Flooded out: The Atlantic City
Boardwalk underwater after Sandy
passes by.

Note: The following is a compilation of media reports from throughout the region.

ATLANTIC CITY-The former Hurricane Sandy came ashore at Atlantic City, spewed venom in the form of raging flood waters and high winds, then left, leaving those in the northeast and New England beginning to assess the damage the day after. But “Superstorm Sandy,” as it’s been dubbed, continues her violence, spreading wind, rain and snow across a wide swath of the country.

With the storm having made landfall in New Jersey, the Garden State was the hardest hit, with scenes of flooding a regular occurrenc on television. In a press conference taking place during the morning of Oct. 30, an exhausted-looking Governor Chris Christie shared what he knew with reporters.

“The level of devastation is unbelievable,” he said. “It’s beyond anything I’d ever see. It’s terrible.” He added that specific damage assessment won’t be complete until the next 24 to 48 hours, adding that rescue and recovery operations were underway in Atlantic City. “The only break we caught was that the storm came earlier and more quickly than forecasted,” he said, pointing out that it didn’t come in at high tide.

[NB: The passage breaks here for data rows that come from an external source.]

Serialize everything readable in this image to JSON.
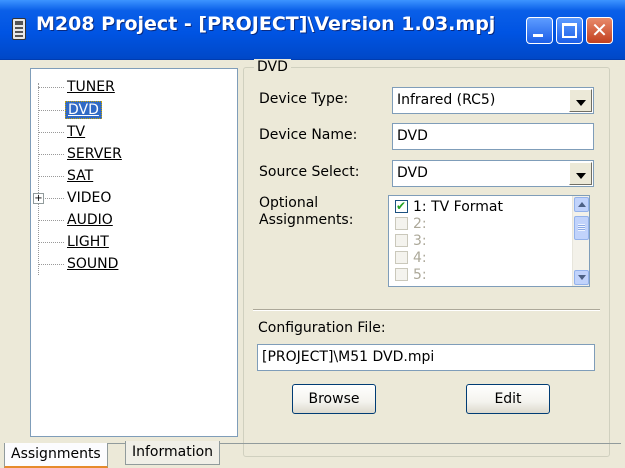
{
  "window": {
    "title": "M208 Project - [PROJECT]\\Version 1.03.mpj",
    "close_glyph": "✕"
  },
  "tree": {
    "items": [
      {
        "label": "TUNER"
      },
      {
        "label": "DVD"
      },
      {
        "label": "TV"
      },
      {
        "label": "SERVER"
      },
      {
        "label": "SAT"
      },
      {
        "label": "VIDEO",
        "expander": "+"
      },
      {
        "label": "AUDIO"
      },
      {
        "label": "LIGHT"
      },
      {
        "label": "SOUND"
      }
    ],
    "selected": "DVD"
  },
  "panel": {
    "group_title": "DVD",
    "device_type": {
      "label": "Device Type:",
      "value": "Infrared (RC5)"
    },
    "device_name": {
      "label": "Device Name:",
      "value": "DVD"
    },
    "source_select": {
      "label": "Source Select:",
      "value": "DVD"
    },
    "optional_assignments": {
      "label_line1": "Optional",
      "label_line2": "Assignments:",
      "items": [
        {
          "text": "1: TV Format",
          "checked": true,
          "enabled": true
        },
        {
          "text": "2:",
          "checked": false,
          "enabled": false
        },
        {
          "text": "3:",
          "checked": false,
          "enabled": false
        },
        {
          "text": "4:",
          "checked": false,
          "enabled": false
        },
        {
          "text": "5:",
          "checked": false,
          "enabled": false
        }
      ]
    },
    "config_file": {
      "label": "Configuration File:",
      "value": "[PROJECT]\\M51 DVD.mpi"
    },
    "browse_label": "Browse",
    "edit_label": "Edit"
  },
  "tabs": [
    {
      "label": "Assignments",
      "active": true
    },
    {
      "label": "Information",
      "active": false
    }
  ],
  "colors": {
    "selection": "#316ac5",
    "titlebar": "#0054e3",
    "window_bg": "#ece9d8"
  }
}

Another small piece of good news is that the Garden State Parkway opened early on Tuesday to drivers. But balancing that, on the negative side is the PATH rail service between New York and New Jersey, which experienced serious flooding. Christie indicated the rail system wouldn’t be operational any time in the near future adding that “it’ll be at least seven-to-10 days, which means more might be relying on the ferry system to get back and forth to Manhattan.”  

In other transportation news, the New York Port Authority reported that the major airports in the area (LaGuardia, JFK, Newark and Teterboro) continue closed, though Stewart International Airport is open. Also open, according to Governor Andrew Cuomo, was all bridges connecting New York City with surrounding areas; the one exception is the Rockaway Bridges. The Holland and Brooklyn Battery tunnels remain closed – again, due to flooding. 

Also completely shut down is New York City’s subway system. New York Mayor Michael Bloomberg reported during a morning press conference that the subway service could be out for up to five days, with MTA chairman Joseph J. Lhota saying, in a statement, that the organization is starting to assess the extent of the damage. “The New York City subway system is 108 years old, but it has never faced a disaster as devastating as what we experienced last night,” he said, in a statement on the MTA website. “Hurricane Sandy wreaked havoc on our entire transportation system, in every borough and county of the region. The financial markets are preparing to reopen Wednesday, with the major exchanges spending the remainder of today testing systems with member firms.

New York and New Jersey weren’t alone in experiencing Sandy’s wrath. Parts of New England as far north as Maine experienced high winds, rain and storm surge. And, on the flip side, areas such as West Virginia continue to experience heavy snow. Kentucky’s three southeastern counties are also under a winter storm warning through Wednesday. As of midday, Oct. 30, 12 of the state’s 55 counties were under a blizzard warning.  Meanwhile, in Chicago, high-wind warnings were in effect, and will continue into Wednesday, while high winds knocked out power in Michigan. All told, close to 8 million people have been without power because of the storm.

Surprisingly, Washington DC, which was at one point in Sandy’s sights, didn’t experience a great deal of the devastation experienced further north. Though power in some areas was knocked out (and though Maryland, Deleware and Virginia suffered from the storm), southern Virginia and the DC area experienced only rain, wind and colder temperatures. The city’s subway system, the Metro, will resume service today and no roads are closed.